Author: Breanna Bishop
Date: March 15th, 2017
A research team at The Ohio State University recently conducted a study to find out if stress has any effect on the progression of age-related macular degeneration (AMD). While previous studies have found that AMD is linked to stress, no studies have shown the impact stress can have on the disease.
In addition to stress, prolonged exposure to UV light, high blood pressure, smoking, and a family history of AMD can also lead to the disease.
While it's still too early to say if stress increases the progression of AMD, it's always important for older adults to keep their eyes healthy!
Save Your Vision Month is one of the best ways to promote good eye health among older adults. Luckily, we have a number of resources that will help protect your eyesight – from resources on diabetic retinopathy to age-related macular degeneration.
Diabetic retinopathy is a leading cause of blindness worldwide, affecting people in both industrialized and developing countries. The irreversible disease currently affects approximately 126 million people across the globe and has the potential to impact nearly 191 million by 2030.
AMD affects about 11 million older Americans. Though AMD rarely leads to complete blindness, it can lead to legal blindness without proper treatment.
It’s important to know the risk factors, symptoms, and treatment options for vision loss – which is why we offer a number of resources that help you become better informed. The Silver Book®: Diabetic Retinopathy offers a great overview about the impact the disease has on global health. More information can be found on The Silver Book®: Diabetic Retinopathy page.

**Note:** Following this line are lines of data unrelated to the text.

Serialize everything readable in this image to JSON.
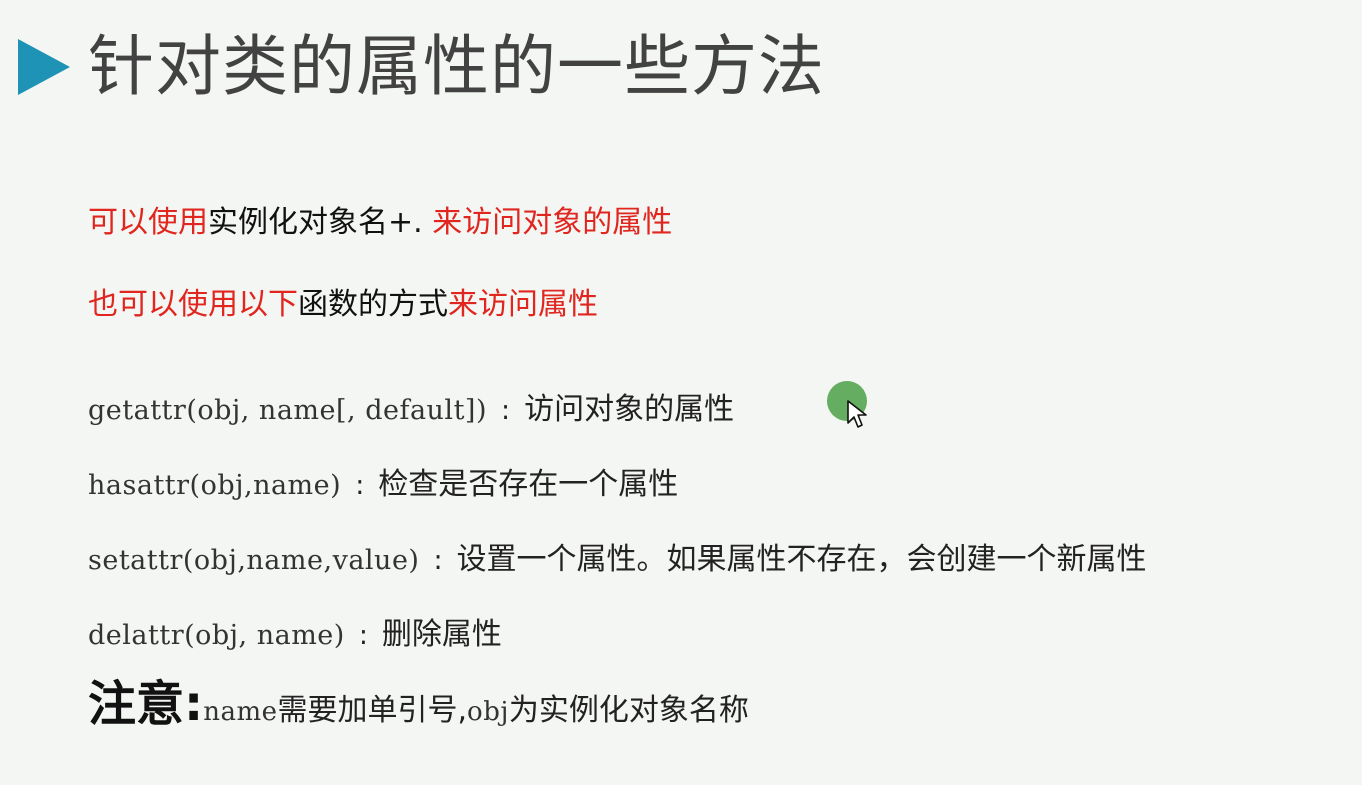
{
  "title": "针对类的属性的一些方法",
  "intro": {
    "line1": {
      "part1": "可以使用",
      "part2": "实例化对象名+. ",
      "part3": "来访问对象的属性"
    },
    "line2": {
      "part1": "也可以使用以下",
      "part2": "函数的方式",
      "part3": "来访问属性"
    }
  },
  "functions": [
    {
      "code": "getattr(obj, name[, default])",
      "sep": ":",
      "desc": "访问对象的属性"
    },
    {
      "code": "hasattr(obj,name)",
      "sep": ":",
      "desc": "检查是否存在一个属性"
    },
    {
      "code": "setattr(obj,name,value)",
      "sep": ":",
      "desc": "设置一个属性。如果属性不存在，会创建一个新属性"
    },
    {
      "code": "delattr(obj, name)",
      "sep": ":",
      "desc": "删除属性"
    }
  ],
  "note": {
    "head": "注意:",
    "code1": "name",
    "text1": "需要加单引号,",
    "code2": "obj",
    "text2": "为实例化对象名称"
  },
  "colors": {
    "accent_triangle": "#1f93b5",
    "highlight_red": "#e0261f",
    "cursor_green": "#4aa046"
  },
  "icons": {
    "title_marker": "triangle-right-icon",
    "cursor": "mouse-pointer-icon"
  }
}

Check out our “pocket film” to learn more about age-related macular degeneration, its risk factors, and how to treat the condition: